Travels with Dad
—-This is a story of a complex relationship with my father, Al, who I came to love and understand after he was diagnosed with dementia.—-
We were on a mission……the four of us. Mom, Dad, myself and Camelot. Camelot was a family member’s dog who was moving to Florida to live with another relative. We met the group intercepting him in southern Virginia, bid our farewells to Camelot, and headed towards home. Al’s brother, Addie, and his family live in Northern Virginia, so we took advantage of our time and position to visit them. Mom explained to Al that we were going to stop and visit his brother. Al acknowledged the message.
We arrived in the afternoon, and Aunt Mary showered us with hospitality. Uncle Addie was at work when we arrived, but he knew we were coming. A few hours later, Addie walked through the door, and into the kitchen. Al could hardly contain his excitement at seeing his brother. He stood up and said “Oh geeze! Look who’s here!” At first, I was confused by Al’s reaction. I mean, after all, we were at Addie’s house. Why was he so surprised to see him? Didn’t he recognize Addie’s wife, Mary? I finally caught on, realizing that Al didn’t retain the information Mom gave him, and it didn’t even register where we were. He was not able to connect that it was very likely we’d see Addie at his own home.

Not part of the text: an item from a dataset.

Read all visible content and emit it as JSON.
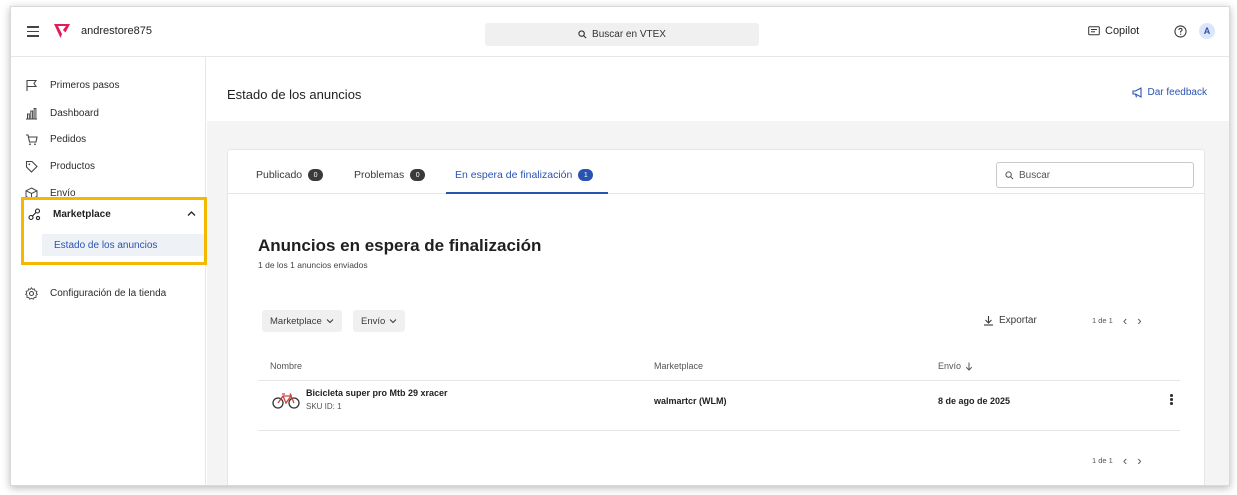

My reaction to this just slipped out. I laughed out loud! I caught myself and scanned the faces present to see how others reacted to Al’s child-like surprise. I worried that my laughter would look disrespectful. Al never noticed. He was just so stunned and happy to see his brother. He was caught up in the moment.
Soon after, back at home, my parents were having dinner in a restaurant. Close by, a group of people were having dinner at a long table. One man strongly resembled Addie, and Al caught a glimpse. He said to Mom: “Hey, there’s Addie!” Mom said: “No AL, that’s not Addie.” Al insisted that it was, stood up, and headed to “Addie’s” table. Mom jumped up at the same time to warn this “Addie” person that Al thinks he’s his brother.
They came face to face with this gentleman, and as Al was extending his hand to shake his “brother’s” hand, Mom quickly said: “Al, who has Alzheimer’s, thinks you’re his brother Addie.” This man, who was not the least bit intimidated, assumed the role of Addie. They carried on a conversation of “How are you’s?” “What’s new?” and, “Things are great.” Al was thrilled that he got to see his “brother” again. And, Mom was so relieved that this man played along with the charade.
These incidents were undeniable realizations that Dad’s condition was deteriorating. He was so child-like at times, yet looking like and adult, like my father. I can remember watching him during similar situations, and thinking, “Is that really my father?!?!” I shared many of these stories with my friends as they happened. It helped to talk about them……not keep things a secret. Most of the time, we’d find the humor and giggle about the funny stories of my ever-changing father.